» **Required work**
Isolate every line in the records below with "time" in it.

» **Stored data**
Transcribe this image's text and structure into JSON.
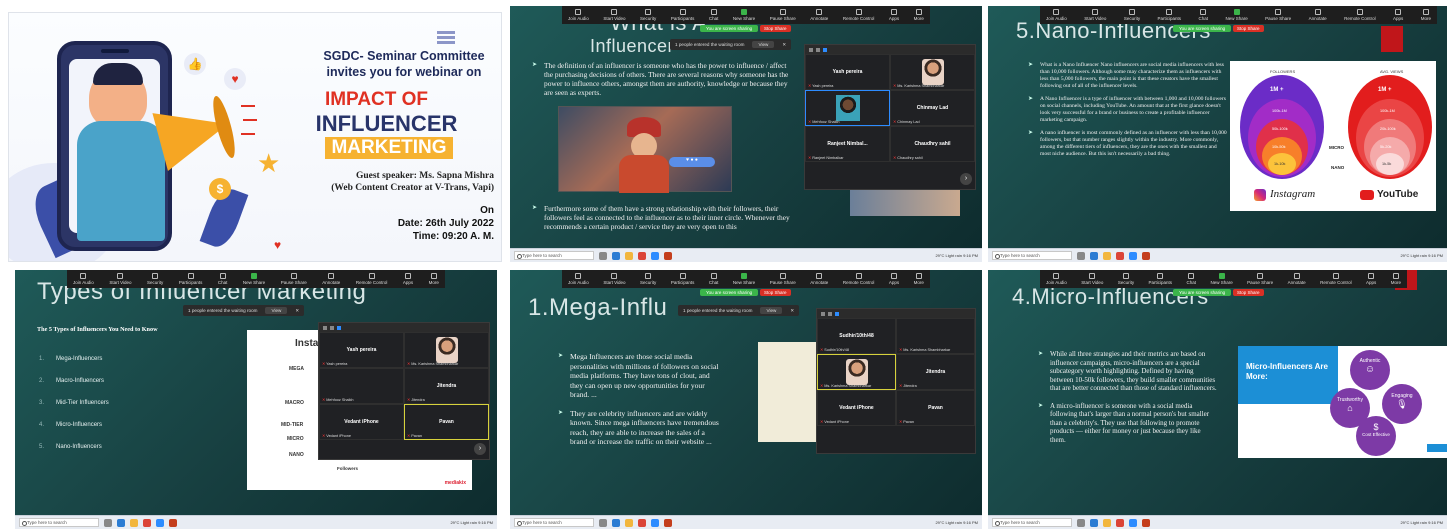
{
  "poster": {
    "line1": "SGDC- Seminar Committee",
    "line2": "invites you for webinar on",
    "title1": "IMPACT OF",
    "title2": "INFLUENCER",
    "title3": "MARKETING",
    "speaker": "Guest speaker:  Ms. Sapna Mishra",
    "speaker_role": "(Web Content Creator at V-Trans, Vapi)",
    "on_label": "On",
    "date": "Date: 26th July 2022",
    "time": "Time: 09:20 A. M."
  },
  "zoom_toolbar": {
    "items": [
      "Join Audio",
      "Start Video",
      "Security",
      "Participants",
      "Chat",
      "New Share",
      "Pause Share",
      "Annotate",
      "Remote Control",
      "Apps",
      "More"
    ],
    "sharing_label": "You are screen sharing",
    "stop_label": "Stop Share"
  },
  "waiting_room": {
    "text": "1 people entered the waiting room",
    "view": "View"
  },
  "taskbar": {
    "search": "Type here to search",
    "weather": "29°C  Light rain",
    "time": "9:16 PM",
    "date": "7/26/2022",
    "lang": "ENG\nIN"
  },
  "slide2": {
    "title": "What is A",
    "title_b": "Influencer",
    "b1": "The definition of an influencer is someone who has the power to influence / affect the purchasing decisions of others. There are several reasons why someone has the power to influence others, amongst them are authority, knowledge or because they are seen as experts.",
    "b2": "Furthermore some of them have a strong relationship with their followers, their followers feel as connected to the influencer as to their inner circle. Whenever they recommends a certain product / service they are very open to this",
    "participants": [
      {
        "name": "Yash pereira",
        "sub": "Yash pereira"
      },
      {
        "name": "",
        "sub": "Ms. Karishma Shambharkar"
      },
      {
        "name": "",
        "sub": "Mehfooz Shaikh"
      },
      {
        "name": "Chinmay  Lad",
        "sub": "Chinmay  Lad"
      },
      {
        "name": "Ranjeet  Nimbal...",
        "sub": "Ranjeet Nimbalkar"
      },
      {
        "name": "Chaudhry sahil",
        "sub": "Chaudhry sahil"
      }
    ]
  },
  "slide3": {
    "title": "5.Nano-Influencers",
    "b1": "What is a Nano Influencer Nano influencers are social media influencers with less than 10,000 followers. Although some may characterize them as influencers with less than 5,000 followers, the main point is that these creators have the smallest following out of all of the influencer levels.",
    "b2": "A Nano Influencer is a type of influencer with between 1,000 and 10,000 followers on social channels, including YouTube. An amount that at the first glance doesn't look very successful for a brand or business to create a profitable influencer marketing campaign.",
    "b3": "A nano influencer is most commonly defined as an influencer with less than 10,000 followers, but that number ranges slightly within the industry. More commonly, among the different tiers of influencers, they are the ones with the smallest and most niche audience. But this isn't necessarily a bad thing.",
    "followers_label": "FOLLOWERS",
    "views_label": "AVG. VIEWS",
    "rings_left": [
      "1M +",
      "100k-1M",
      "50k-100k",
      "10k-50k",
      "1k-10k"
    ],
    "rings_right": [
      "1M +",
      "100k-1M",
      "20k-100k",
      "5k-20k",
      "1k-5k"
    ],
    "micro": "MICRO",
    "nano": "NANO",
    "instagram": "Instagram",
    "youtube": "YouTube"
  },
  "slide4": {
    "title": "Types of Influencer Marketing",
    "heading": "The 5 Types of Influencers You Need to Know",
    "items": [
      "Mega-Influencers",
      "Macro-Influencers",
      "Mid-Tier Influencers",
      "Micro-Influencers",
      "Nano-Influencers"
    ],
    "card_title": "Insta",
    "card_labels": [
      "MEGA",
      "MACRO",
      "MID-TIER",
      "MICRO",
      "NANO"
    ],
    "card_foot": "Followers",
    "card_brand": "mediakix",
    "participants": [
      {
        "name": "Yash pereira",
        "sub": "Yash pereira"
      },
      {
        "name": "",
        "sub": "Ms. Karishma Shambharkar"
      },
      {
        "name": "",
        "sub": "Mehfooz Shaikh"
      },
      {
        "name": "Jitendra",
        "sub": "Jitendra"
      },
      {
        "name": "Vedant iPhone",
        "sub": "Vedant iPhone"
      },
      {
        "name": "Pavan",
        "sub": "Pavan"
      }
    ]
  },
  "slide5": {
    "title": "1.Mega-Influ",
    "b1": "Mega Influencers are those social media personalities with millions of followers on social media platforms. They have tons of clout, and they can open up new opportunities for your brand. ...",
    "b2": "They are celebrity influencers and are widely known. Since mega influencers have tremendous reach, they are able to increase the sales of a brand or increase the traffic on their website ...",
    "participants": [
      {
        "name": "Sudhir/10th/48",
        "sub": "Sudhir/10th/48"
      },
      {
        "name": "",
        "sub": "Ms. Karishma Shambharkar"
      },
      {
        "name": "",
        "sub": "Ms. Karishma Shambharkar"
      },
      {
        "name": "Jitendra",
        "sub": "Jitendra"
      },
      {
        "name": "Vedant iPhone",
        "sub": "Vedant iPhone"
      },
      {
        "name": "Pavan",
        "sub": "Pavan"
      }
    ]
  },
  "slide6": {
    "title": "4.Micro-Influencers",
    "b1": "While all three strategies and their metrics are based on influencer campaigns, micro-influencers are a special subcategory worth highlighting. Defined by having between 10-50k followers, they build smaller communities that are better connected than those of standard influencers.",
    "b2": "A micro-influencer is someone with a social media following that's larger than a normal person's but smaller than a celebrity's. They use that following to promote products — either for money or just because they like them.",
    "card_title": "Micro-Influencers Are More:",
    "nodes": [
      "Authentic",
      "Trustworthy",
      "Engaging",
      "Cost Effective"
    ]
  }
}
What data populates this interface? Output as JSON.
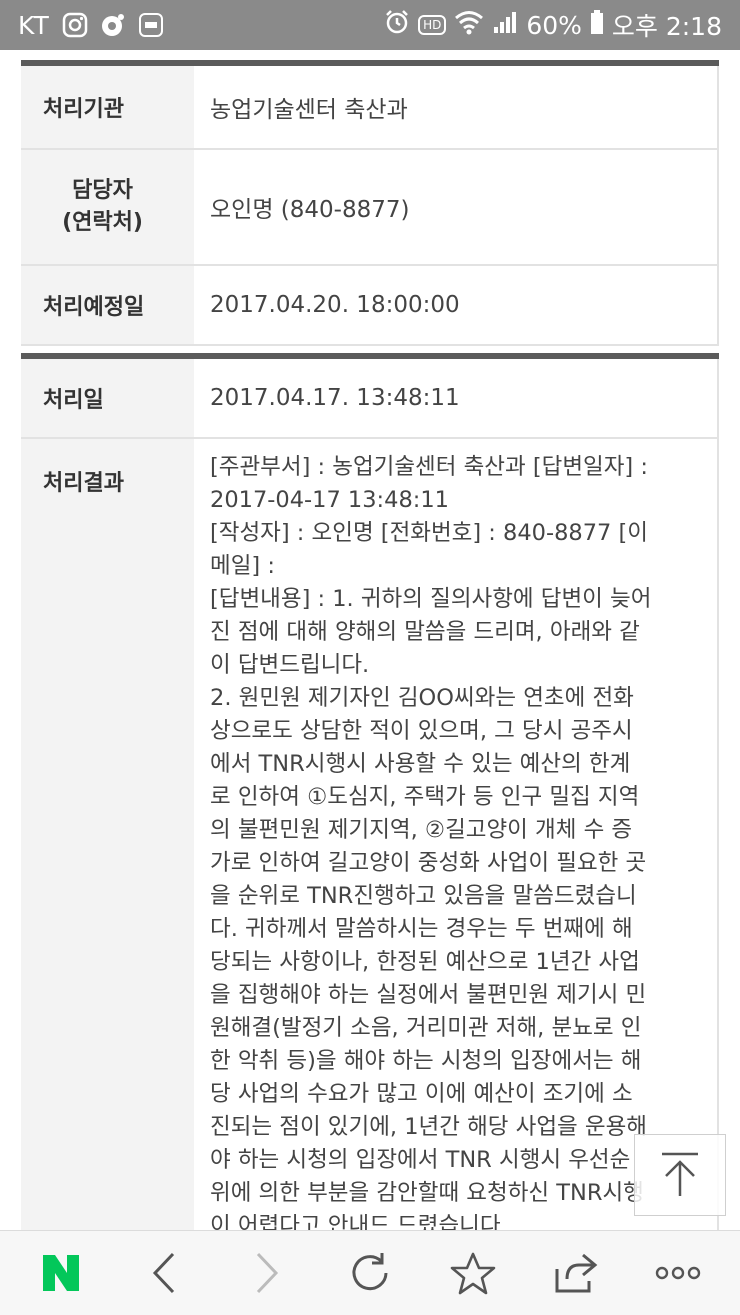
{
  "status_bar": {
    "carrier": "KT",
    "icons": [
      "instagram-icon",
      "record-icon",
      "app-icon",
      "alarm-icon",
      "hd-voice-icon",
      "wifi-icon",
      "signal-icon",
      "battery-icon"
    ],
    "hd_label": "HD",
    "battery": "60%",
    "time": "오후 2:18"
  },
  "table1": {
    "rows": [
      {
        "label": "처리기관",
        "value": "농업기술센터 축산과"
      },
      {
        "label": "담당자\n(연락처)",
        "value": "오인명 (840-8877)"
      },
      {
        "label": "처리예정일",
        "value": "2017.04.20. 18:00:00"
      }
    ]
  },
  "table2": {
    "processed_label": "처리일",
    "processed_value": "2017.04.17. 13:48:11",
    "result_label": "처리결과",
    "result_text": "[주관부서] : 농업기술센터 축산과 [답변일자] :\n2017-04-17 13:48:11\n[작성자] : 오인명 [전화번호] : 840-8877 [이\n메일] :\n[답변내용] : 1. 귀하의 질의사항에 답변이 늦어\n진 점에 대해 양해의 말씀을 드리며, 아래와 같\n이 답변드립니다.\n2. 원민원 제기자인 김OO씨와는 연초에 전화\n상으로도 상담한 적이 있으며, 그 당시 공주시\n에서 TNR시행시 사용할 수 있는 예산의 한계\n로 인하여 ①도심지, 주택가 등 인구 밀집 지역\n의 불편민원 제기지역, ②길고양이 개체 수 증\n가로 인하여 길고양이 중성화 사업이 필요한 곳\n을 순위로 TNR진행하고 있음을 말씀드렸습니\n다. 귀하께서 말씀하시는 경우는 두 번째에 해\n당되는 사항이나, 한정된 예산으로 1년간 사업\n을 집행해야 하는 실정에서 불편민원 제기시 민\n원해결(발정기 소음, 거리미관 저해, 분뇨로 인\n한 악취 등)을 해야 하는 시청의 입장에서는 해\n당 사업의 수요가 많고 이에 예산이 조기에 소\n진되는 점이 있기에, 1년간 해당 사업을 운용해\n야 하는 시청의 입장에서 TNR 시행시 우선순\n위에 의한 부분을 감안할때 요청하신 TNR시행\n이 어렵다고 안내드 드렸습니다"
  },
  "bottom_bar": {
    "buttons": [
      "naver-logo-icon",
      "back-icon",
      "forward-icon",
      "reload-icon",
      "bookmark-star-icon",
      "share-icon",
      "more-icon"
    ]
  },
  "colors": {
    "status_bar": "#8a8a8a",
    "table_top_border": "#5b5b5b",
    "label_bg": "#f3f3f3",
    "naver_green": "#03c75a"
  }
}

» **Solution**
    "time": "Time: 09:20 A. M."
    "time": "9:16 PM",
    "time": "오후 2:18"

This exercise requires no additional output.